Recessions are an inevitable part of business. As long as a nation’s economy keeps fluctuating between inevitable periods of expansion and contraction, business owners should expect them.
Since you have no control over the economy, the safest route is to financially prepare your business for economic downturns as they happen. So it can survive the next recession, and the one after that.
But how can a business bounce back from times of economic downturn?
And, in case of a recession, how can it keep thriving in the midst of uncertainty?
One of the most promising ways to do that is by creating additional revenue streams.
Additional Revenue Streams Can Keep Businesses Afloat During Challenging Periods
An additional revenue stream could be complementary to your existing products or services. Or, it could be something entirely new (as long as it’s closely related to your customers’ needs).
This strategy involves creating a new source of income by tapping into desirable offerings.
As an example, dentists could start offering branded oral care products along with their services. Content creators could offer hoodies, mugs, and other types of merchandise for their followers. Pastry shops could offer take-home kits for business meetings and birthday parties.
The list goes on. And every single business has something new to offer.
In this blog post, we’ll talk about how extra revenue streams to your business can be a great option at any time – recession or no recession.
Think About How You Can Harness Your Existing Products or Services
Is there any product or service that would work well alongside your existing offerings?
Could you create and monetise online courses based on your available services?
Could you bundle up your best-selling products and create a little care package?
If you have an open mind, there are plenty of choices to start with.
Granted, your options must be carefully considered. It’s easy to get carried away and swerve from your business’s core values and capabilities.
While you should have enough wiggle room, make sure you’re still leveraging what you do best. And, of course, ensure you’re still operating within your budget. This is table stakes – you shouldn’t venture into anything your budget won’t allow.
Do You See Any Opportunities to Pivot Your Offering?
In business, pivoting means adjusting your offerings to better suit your customers’ needs. You’ll do that by changing aspects of your products/services.
By doing so, you could suit a new market that would still be interested in what you have to offer.
For instance, people who prefer takeout food over eating in restaurants will still enjoy your food.
Yet, they’ll do it in different ways. When restaurants were closed at the height of COVID-19, several owners harnessed the opportunity to give their customers something delicious to cook at home.

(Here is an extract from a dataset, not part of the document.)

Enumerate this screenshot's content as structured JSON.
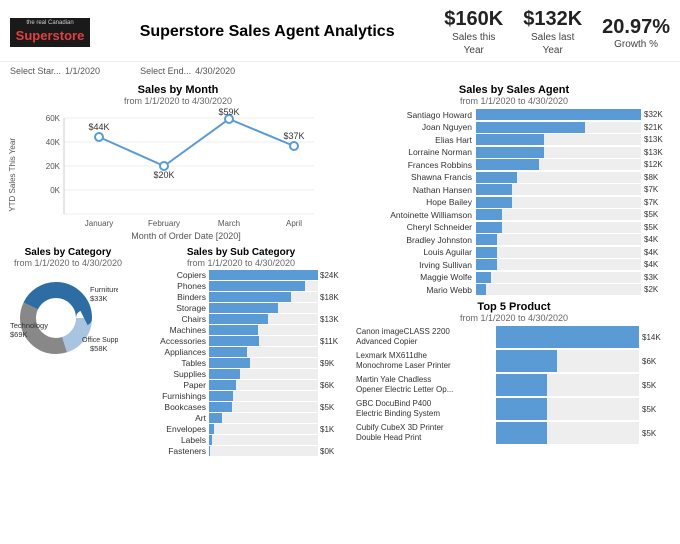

So, how can you shift your offering to make it more attractive to customers and profitable to you? It all boils down to knowing your customers and solutions exceptionally well.
Ask yourself questions like:
What are your product’s strengths and weaknesses? How could you improve on them?
How do your current solutions compare to your competitors’ solutions? Have they pivoted as well?
What qualities or disadvantages separate your business from the competition?
Most importantly: can you offer something that’s unique to you?
Do You Have Any Interesting Feedback From Customers?
No business strategy will ever bring more value than talking to your customers. If you can’t talk to them for whatever reason, do your best to listen to what they’ve been saying.
Look at their comments on social media. Emails support chats. Testimonials.
Have they asked for a product or service that you didn’t offer previously? Have they told you that they’d love it if your product had a specific feature? Pay attention to those details.
If you see any recurring feedback, it may be time to implement it. Because, as you know, nurturing new customers is far easier (and cheaper) than trying to acquire potentially unaware prospects.
What’s more, it proves you’ve listened to them!
Pre-Sell Your Solutions
Loyal customers love having access to perks and early-bird discounts. Is this an offer you might consider?
If the answer is yes, you can focus on pre-selling new products or courses before they’re on the market. Not only can this limited-time offer bring you some early revenue, but it also works as social proof for potential customers. If you can pre-sell something, that usually means customers are interested in getting this offer as soon as possible.
No matter the size of your business, it should be equipped to handle inevitable economic downturns. Even if it quakes in the beginning, you can still be successful by bringing in different sources of revenue.
Lastly, do your best to reframe periods of crisis into growth opportunities. After all, if you play your cards right, even a recession could be a propellant.